ahmetaa Member since:
2005-07-06

i just noticed they are actually talking about YOU! haha. sorry for the whole misunderstanding

Reply Score: 1

ormandj Member since:
2005-10-09

It's ok. ;) And yes, they are discussing me.

Reply Score: 1

sbenitezb Member since:
2005-07-22

" I can't believe people have yet to do respectable benchmarking, it's not exactly rocket science"

Well, most benchmarks are useless and don't really represent the real world. You should build a real world application that makes a good and fair use of OS facilities to test performance. Even then, what works best for you would not work well for others. So it's rather poinless. Look, most business are using Windows as their platform with all its problems of performance and security.

Reply Score: 1

Explanation sorely needed
by spacebubble on Fri 27th Oct 2006 19:55 UTC
spacebubble
Member since:
2006-10-24

What is needed with any benchmark is an explanation of why the results are a certain way. It as far as I can tell, the GeekBench focuses on integer/floating point/memory bandwidth tests which do not depend very much on operating system structure and depend a lot on compiler quality. If the GeekBench was benchmarking I/O performance, then it would be a more appropriate measure of operating system performance.

Why would the raw integer/floating point performance be different under Windows vs. Solaris vs. Linux? What part of the operating system affects this?

Reply Score: 2

v Memory = 512MB
by NotParker on Fri 27th Oct 2006 21:22 UTC
Worst.

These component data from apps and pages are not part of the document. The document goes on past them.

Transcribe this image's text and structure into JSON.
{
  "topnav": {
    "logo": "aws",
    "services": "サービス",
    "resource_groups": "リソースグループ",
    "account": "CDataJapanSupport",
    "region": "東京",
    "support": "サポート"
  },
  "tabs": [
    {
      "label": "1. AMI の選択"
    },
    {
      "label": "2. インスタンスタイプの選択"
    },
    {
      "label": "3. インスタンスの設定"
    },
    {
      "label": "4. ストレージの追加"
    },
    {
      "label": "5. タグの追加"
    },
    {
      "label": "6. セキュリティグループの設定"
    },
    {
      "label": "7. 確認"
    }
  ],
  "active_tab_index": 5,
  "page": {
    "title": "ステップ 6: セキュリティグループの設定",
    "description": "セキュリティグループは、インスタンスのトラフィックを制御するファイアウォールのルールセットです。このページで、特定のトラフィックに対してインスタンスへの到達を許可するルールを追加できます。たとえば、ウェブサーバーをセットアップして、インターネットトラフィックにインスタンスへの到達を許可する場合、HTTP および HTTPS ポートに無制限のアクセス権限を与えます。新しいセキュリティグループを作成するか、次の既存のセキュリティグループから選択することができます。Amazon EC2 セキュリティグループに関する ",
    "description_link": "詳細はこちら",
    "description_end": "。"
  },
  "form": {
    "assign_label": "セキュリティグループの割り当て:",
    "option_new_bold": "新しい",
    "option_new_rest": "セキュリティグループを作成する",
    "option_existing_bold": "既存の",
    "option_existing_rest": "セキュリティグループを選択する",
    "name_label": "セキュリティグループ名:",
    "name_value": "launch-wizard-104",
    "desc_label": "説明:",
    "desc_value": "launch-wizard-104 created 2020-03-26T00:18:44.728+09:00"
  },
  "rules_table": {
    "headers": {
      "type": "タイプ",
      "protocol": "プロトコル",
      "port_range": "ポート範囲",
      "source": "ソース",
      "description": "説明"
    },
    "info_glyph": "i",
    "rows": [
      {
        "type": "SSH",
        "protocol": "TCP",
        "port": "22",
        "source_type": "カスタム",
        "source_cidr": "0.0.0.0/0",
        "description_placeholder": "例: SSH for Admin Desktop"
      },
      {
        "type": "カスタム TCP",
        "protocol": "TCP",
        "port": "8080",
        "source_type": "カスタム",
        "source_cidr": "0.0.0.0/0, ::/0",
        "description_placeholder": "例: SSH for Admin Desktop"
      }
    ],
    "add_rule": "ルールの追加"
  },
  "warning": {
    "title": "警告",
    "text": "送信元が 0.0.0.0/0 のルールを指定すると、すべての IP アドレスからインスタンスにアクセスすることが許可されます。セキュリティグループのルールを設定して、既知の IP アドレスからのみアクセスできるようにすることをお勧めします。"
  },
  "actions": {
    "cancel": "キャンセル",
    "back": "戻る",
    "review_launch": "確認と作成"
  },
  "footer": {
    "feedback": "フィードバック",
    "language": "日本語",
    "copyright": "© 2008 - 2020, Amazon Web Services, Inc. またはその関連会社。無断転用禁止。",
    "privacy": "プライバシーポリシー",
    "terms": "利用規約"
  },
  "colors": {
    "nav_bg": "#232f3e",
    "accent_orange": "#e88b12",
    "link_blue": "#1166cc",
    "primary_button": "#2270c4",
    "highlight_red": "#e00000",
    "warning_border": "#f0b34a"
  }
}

Benchmark. Ever.
by Shaman on Fri 27th Oct 2006 22:02 UTC
Shaman
Member since:
2005-11-15

Let's see... benchmarking a cross-platform C compiler on a beta operating system (designed for testing components for their enterprise version) against a full release OS and C compiler targetted directly at the hardware it's running on and designed for production use.

Yeah. That's a great benchmark. "For me to POOP ON!" - Triumph

Reply Score: 1

RE: Worst. Benchmark. Ever.
by ahmetaa on Fri 27th Oct 2006 22:07 UTC in reply to "Worst. Benchmark. Ever."
ahmetaa Member since:
2005-07-06

Well, why don't you make a better comparison then.

Reply Score: 1